AB - We study the propagation of premixed flames in two-dimensional homogeneous isotropic turbulence using a Navierâ€"Stokes/front-capturing methodology within the context of hydrodynamic theory. The flame is treated as a thin layer separating burnt and unburnt gases, of vanishingly small thickness, smaller than the smallest fluid scales. The method is thus suitable to investigate the flame propagation in the wrinkled flamelet regime of turbulent combustion. A flow-control system regulates the mean position of the flame and the incident turbulence intensity. In this context we study the individual effects of turbulence intensity, turbulence scale, thermal expansion, hydrodynamic strain and hydrodynamic instability on the propagation characteristics of the flame. Results are obtained assuming positive Markstein length, corresponding to lean hydrocarbonâ€"air or rich hydrogenâ€"air mixtures. For stable planar flames we find a quadratic dependence of turbulent speed on turbulence intensity. Upon onset of hydrodynamic instability, corrugated structures replace the planar conformation and we observe a greater resilience to turbulence, the quadratic scaling being replaced by scaling exponents less than one. Such resilience is also confirmed by the observation of a threshold turbulence intensity below which the propagation speed of corrugated flames is indistinguishable from the laminar speed. Turbulent speed is found to increase and later plateau with increasing thermal expansion, this affecting the average flame displacement but not the mean flame curvature. In addition, turbulence integral scale is also observed to affect the propagation of the flame with the existence of an intermediate scale maximizing the turbulent speed. This maximizing scale is smaller for corrugated flames than it is for planar flames, implying that small eddies that will be unable to significantly perturb a planar front could be rather effective in perturbing a corrugated flame. Turbulent planar flames, and more so corrugated flames, were observed to experience a positive mean hydrodynamic strain, which was explained in terms of the overwhelming mean contribution of the normal component of strain. The positive straining causes a decrease in the mean laminar propagation speed which in turn can decrease the turbulent speed. The effect of the flame on the incident turbulent field was examined in terms of loss of isotropy and vorticity destruction by thermal expansion. The latter can be mitigated by a baroclinic vorticity generation which is enhanced for corrugated flames.

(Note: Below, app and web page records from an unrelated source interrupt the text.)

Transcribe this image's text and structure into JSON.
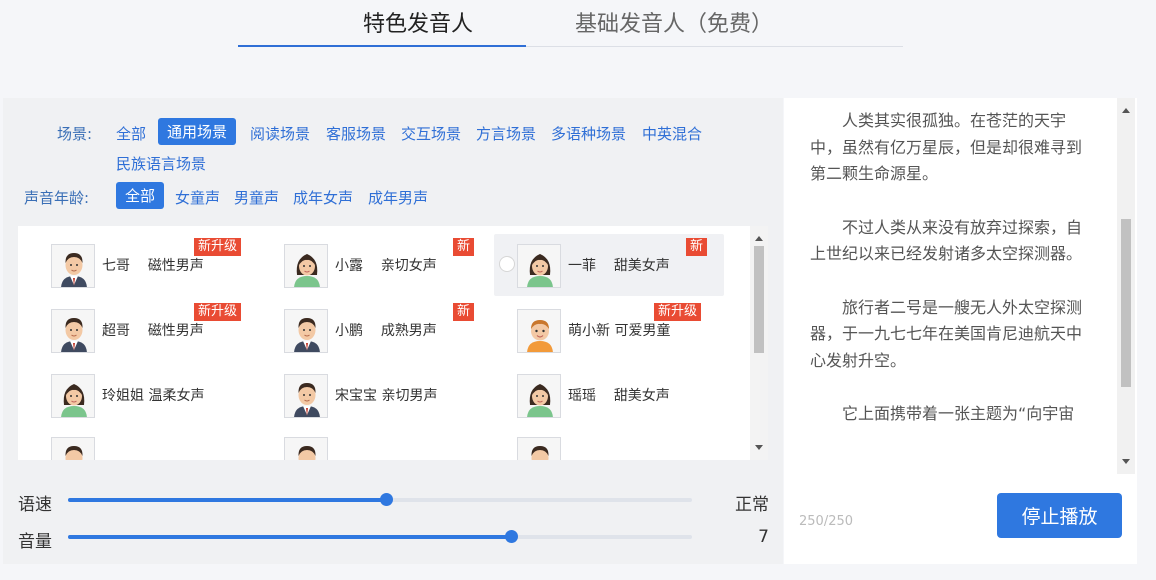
{
  "tabs": {
    "featured": "特色发音人",
    "basic": "基础发音人（免费）"
  },
  "filters": {
    "scene_label": "场景:",
    "scenes": [
      "全部",
      "通用场景",
      "阅读场景",
      "客服场景",
      "交互场景",
      "方言场景",
      "多语种场景",
      "中英混合",
      "民族语言场景"
    ],
    "scene_active": "通用场景",
    "age_label": "声音年龄:",
    "ages": [
      "全部",
      "女童声",
      "男童声",
      "成年女声",
      "成年男声"
    ],
    "age_active": "全部"
  },
  "voices": [
    {
      "name": "七哥",
      "style": "磁性男声",
      "badge": "新升级",
      "avatar": "male"
    },
    {
      "name": "小露",
      "style": "亲切女声",
      "badge": "新",
      "avatar": "female"
    },
    {
      "name": "一菲",
      "style": "甜美女声",
      "badge": "新",
      "avatar": "female",
      "selected": true
    },
    {
      "name": "超哥",
      "style": "磁性男声",
      "badge": "新升级",
      "avatar": "male"
    },
    {
      "name": "小鹏",
      "style": "成熟男声",
      "badge": "新",
      "avatar": "male"
    },
    {
      "name": "萌小新",
      "style": "可爱男童",
      "badge": "新升级",
      "avatar": "child"
    },
    {
      "name": "玲姐姐",
      "style": "温柔女声",
      "badge": "",
      "avatar": "female"
    },
    {
      "name": "宋宝宝",
      "style": "亲切男声",
      "badge": "",
      "avatar": "male"
    },
    {
      "name": "瑶瑶",
      "style": "甜美女声",
      "badge": "",
      "avatar": "female"
    }
  ],
  "voice_list_scroll": {
    "position": 0.0,
    "visible_fraction": 0.55
  },
  "sliders": {
    "speed": {
      "label": "语速",
      "value_text": "正常",
      "level": 0.51
    },
    "volume": {
      "label": "音量",
      "value_text": "7",
      "level": 0.71
    }
  },
  "text": {
    "paragraphs": [
      "人类其实很孤独。在苍茫的天宇中，虽然有亿万星辰，但是却很难寻到第二颗生命源星。",
      "不过人类从来没有放弃过探索，自上世纪以来已经发射诸多太空探测器。",
      "旅行者二号是一艘无人外太空探测器，于一九七七年在美国肯尼迪航天中心发射升空。",
      "它上面携带着一张主题为“向宇宙"
    ],
    "char_count": "250/250",
    "scroll": {
      "position": 0.6,
      "visible_fraction": 0.5
    }
  },
  "actions": {
    "stop_label": "停止播放"
  },
  "colors": {
    "accent": "#2f78e0",
    "badge": "#e94b33",
    "label": "#3a6fb6"
  }
}
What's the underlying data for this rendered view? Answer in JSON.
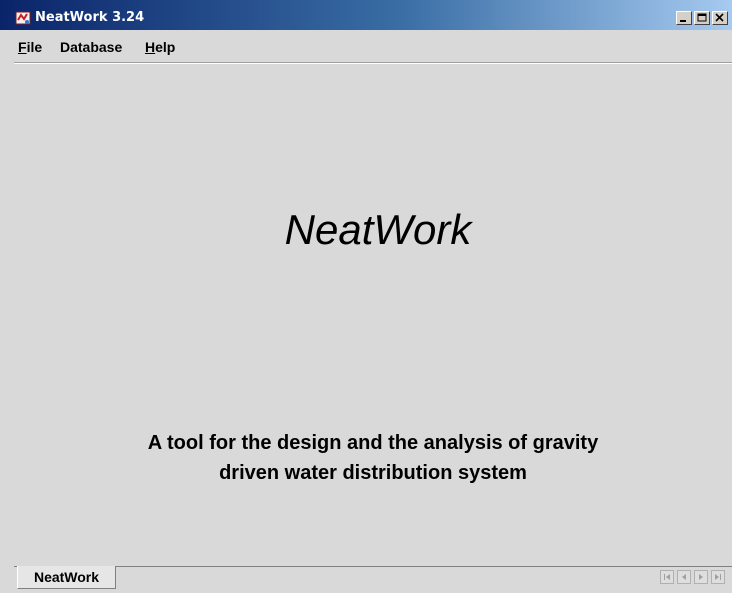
{
  "window": {
    "title": "NeatWork 3.24",
    "app_icon": "neatwork-app-icon",
    "controls": [
      "minimize-icon",
      "maximize-icon",
      "close-icon"
    ]
  },
  "menu": {
    "items": [
      {
        "label_ul": "F",
        "label_rest": "ile"
      },
      {
        "label_ul": "",
        "label_rest": "Database"
      },
      {
        "label_ul": "H",
        "label_rest": "elp"
      }
    ]
  },
  "main": {
    "title": "NeatWork",
    "tagline_line1": "A tool for the design and the analysis of gravity",
    "tagline_line2": "driven water distribution system"
  },
  "tabs": [
    {
      "label": "NeatWork",
      "selected": true
    }
  ],
  "tab_nav_icons": [
    "first-icon",
    "prev-icon",
    "next-icon",
    "last-icon"
  ],
  "colors": {
    "title_gradient_start": "#0a246a",
    "title_gradient_end": "#a6caf0",
    "background": "#d9d9d9"
  }
}
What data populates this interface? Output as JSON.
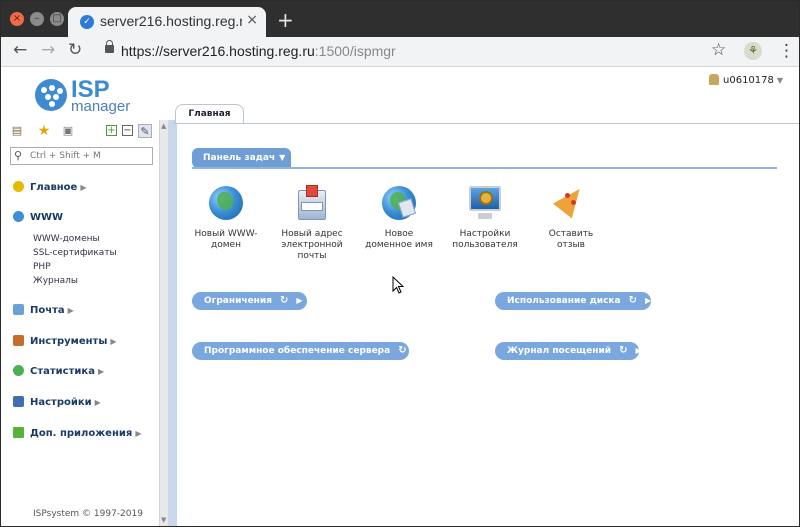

KW - flames

KW - turbulent reacting flows

UR - http://www.scopus.com/inward/record.url?scp=80052169942&partnerID=8YFLogxK

UR - http://www.scopus.com/inward/citedby.url?scp=80052169942&partnerID=8YFLogxK

U2 - 10.1017/jfm.2011.157

DO - 10.1017/jfm.2011.157

M3 - Article

AN - SCOPUS:80052169942

VL - 680

SP - 225

EP - 264

JO - Journal of Fluid Mechanics

JF - Journal of Fluid Mechanics

SN - 0022-1120

ER -